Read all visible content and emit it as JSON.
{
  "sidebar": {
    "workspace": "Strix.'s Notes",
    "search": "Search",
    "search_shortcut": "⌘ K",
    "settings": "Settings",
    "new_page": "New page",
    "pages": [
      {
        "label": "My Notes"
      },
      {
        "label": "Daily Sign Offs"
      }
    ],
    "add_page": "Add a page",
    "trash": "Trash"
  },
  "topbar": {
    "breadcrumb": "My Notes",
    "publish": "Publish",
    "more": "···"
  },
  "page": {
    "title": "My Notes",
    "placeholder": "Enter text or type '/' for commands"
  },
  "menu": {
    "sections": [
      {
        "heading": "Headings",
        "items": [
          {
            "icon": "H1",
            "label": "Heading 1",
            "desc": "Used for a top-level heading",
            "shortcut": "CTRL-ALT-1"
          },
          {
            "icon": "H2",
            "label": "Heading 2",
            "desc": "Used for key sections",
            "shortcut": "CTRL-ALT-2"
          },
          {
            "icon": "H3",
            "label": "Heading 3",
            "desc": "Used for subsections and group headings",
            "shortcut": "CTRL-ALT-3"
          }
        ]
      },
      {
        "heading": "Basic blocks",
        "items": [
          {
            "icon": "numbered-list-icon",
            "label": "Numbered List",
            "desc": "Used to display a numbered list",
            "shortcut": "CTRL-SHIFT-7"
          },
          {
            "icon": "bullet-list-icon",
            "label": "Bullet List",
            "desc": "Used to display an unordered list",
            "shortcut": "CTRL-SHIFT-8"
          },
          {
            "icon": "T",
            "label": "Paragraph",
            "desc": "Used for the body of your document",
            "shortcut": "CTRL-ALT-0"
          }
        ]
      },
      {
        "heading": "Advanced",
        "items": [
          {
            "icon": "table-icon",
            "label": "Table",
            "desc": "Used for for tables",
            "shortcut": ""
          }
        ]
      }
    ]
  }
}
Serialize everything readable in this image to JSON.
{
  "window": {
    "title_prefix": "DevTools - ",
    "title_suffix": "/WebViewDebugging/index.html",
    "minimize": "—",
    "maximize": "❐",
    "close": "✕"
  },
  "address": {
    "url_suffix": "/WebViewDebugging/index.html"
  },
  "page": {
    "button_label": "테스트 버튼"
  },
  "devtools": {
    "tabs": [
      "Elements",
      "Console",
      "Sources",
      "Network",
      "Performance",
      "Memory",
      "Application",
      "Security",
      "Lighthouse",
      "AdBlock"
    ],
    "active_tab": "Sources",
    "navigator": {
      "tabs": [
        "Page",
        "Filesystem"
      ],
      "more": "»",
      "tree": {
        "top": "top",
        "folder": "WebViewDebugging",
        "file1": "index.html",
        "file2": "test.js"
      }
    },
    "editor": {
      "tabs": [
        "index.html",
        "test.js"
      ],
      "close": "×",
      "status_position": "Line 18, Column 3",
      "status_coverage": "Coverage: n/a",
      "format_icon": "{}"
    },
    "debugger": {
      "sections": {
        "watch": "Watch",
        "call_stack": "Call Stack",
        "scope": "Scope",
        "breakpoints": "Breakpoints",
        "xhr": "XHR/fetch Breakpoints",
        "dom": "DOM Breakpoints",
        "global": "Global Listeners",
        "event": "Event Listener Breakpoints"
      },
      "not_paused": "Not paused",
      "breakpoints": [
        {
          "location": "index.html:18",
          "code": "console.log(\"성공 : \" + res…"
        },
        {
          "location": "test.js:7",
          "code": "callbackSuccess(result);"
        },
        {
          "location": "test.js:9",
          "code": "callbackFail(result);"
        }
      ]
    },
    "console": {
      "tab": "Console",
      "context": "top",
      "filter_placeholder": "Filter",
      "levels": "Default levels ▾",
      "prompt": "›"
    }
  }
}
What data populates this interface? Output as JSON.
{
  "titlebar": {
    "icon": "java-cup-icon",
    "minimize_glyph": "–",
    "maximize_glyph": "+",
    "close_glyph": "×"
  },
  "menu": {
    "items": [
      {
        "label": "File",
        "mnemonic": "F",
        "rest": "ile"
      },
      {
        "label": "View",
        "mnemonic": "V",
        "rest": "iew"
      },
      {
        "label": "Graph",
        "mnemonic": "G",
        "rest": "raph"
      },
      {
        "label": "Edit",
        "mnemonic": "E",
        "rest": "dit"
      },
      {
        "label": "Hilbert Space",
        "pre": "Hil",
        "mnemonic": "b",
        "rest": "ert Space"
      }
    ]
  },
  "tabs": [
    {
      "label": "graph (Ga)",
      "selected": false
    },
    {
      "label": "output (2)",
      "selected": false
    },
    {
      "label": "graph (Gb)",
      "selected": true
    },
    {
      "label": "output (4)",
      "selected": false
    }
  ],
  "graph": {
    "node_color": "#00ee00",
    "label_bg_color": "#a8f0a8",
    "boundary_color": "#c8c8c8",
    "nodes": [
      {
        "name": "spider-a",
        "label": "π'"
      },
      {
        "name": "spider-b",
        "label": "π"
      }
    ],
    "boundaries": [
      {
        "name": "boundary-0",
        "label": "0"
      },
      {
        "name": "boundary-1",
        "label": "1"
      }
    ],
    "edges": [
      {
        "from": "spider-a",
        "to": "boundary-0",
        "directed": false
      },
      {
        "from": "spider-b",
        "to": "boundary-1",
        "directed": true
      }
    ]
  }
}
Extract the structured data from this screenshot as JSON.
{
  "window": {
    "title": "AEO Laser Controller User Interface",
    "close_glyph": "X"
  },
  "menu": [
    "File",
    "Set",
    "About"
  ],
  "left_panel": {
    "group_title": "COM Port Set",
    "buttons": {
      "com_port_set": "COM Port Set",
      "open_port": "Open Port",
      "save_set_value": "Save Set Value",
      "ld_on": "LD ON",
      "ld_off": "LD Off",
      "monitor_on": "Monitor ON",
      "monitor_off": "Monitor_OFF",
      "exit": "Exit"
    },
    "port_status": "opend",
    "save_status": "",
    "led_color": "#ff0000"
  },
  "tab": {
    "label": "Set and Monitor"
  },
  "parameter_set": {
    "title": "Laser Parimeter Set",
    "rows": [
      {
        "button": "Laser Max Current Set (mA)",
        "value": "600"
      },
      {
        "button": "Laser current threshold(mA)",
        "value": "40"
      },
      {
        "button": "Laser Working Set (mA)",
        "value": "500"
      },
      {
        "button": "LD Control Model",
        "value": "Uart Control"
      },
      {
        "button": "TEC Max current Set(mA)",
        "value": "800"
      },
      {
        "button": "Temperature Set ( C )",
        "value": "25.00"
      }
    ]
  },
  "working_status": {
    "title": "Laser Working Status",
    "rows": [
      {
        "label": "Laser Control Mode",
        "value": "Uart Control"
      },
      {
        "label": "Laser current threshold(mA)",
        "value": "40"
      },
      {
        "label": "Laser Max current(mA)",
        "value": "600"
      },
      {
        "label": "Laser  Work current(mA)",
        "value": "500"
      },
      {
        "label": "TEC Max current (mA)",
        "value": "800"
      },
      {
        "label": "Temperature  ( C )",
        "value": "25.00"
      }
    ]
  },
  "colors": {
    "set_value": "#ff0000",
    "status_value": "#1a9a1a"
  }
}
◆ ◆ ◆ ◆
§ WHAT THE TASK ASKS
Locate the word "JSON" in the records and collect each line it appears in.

§ EXERCISE RESULT
Read all visible content and emit it as JSON.
Serialize everything readable in this image to JSON.
What data populates this interface? Output as JSON.
Extract the structured data from this screenshot as JSON.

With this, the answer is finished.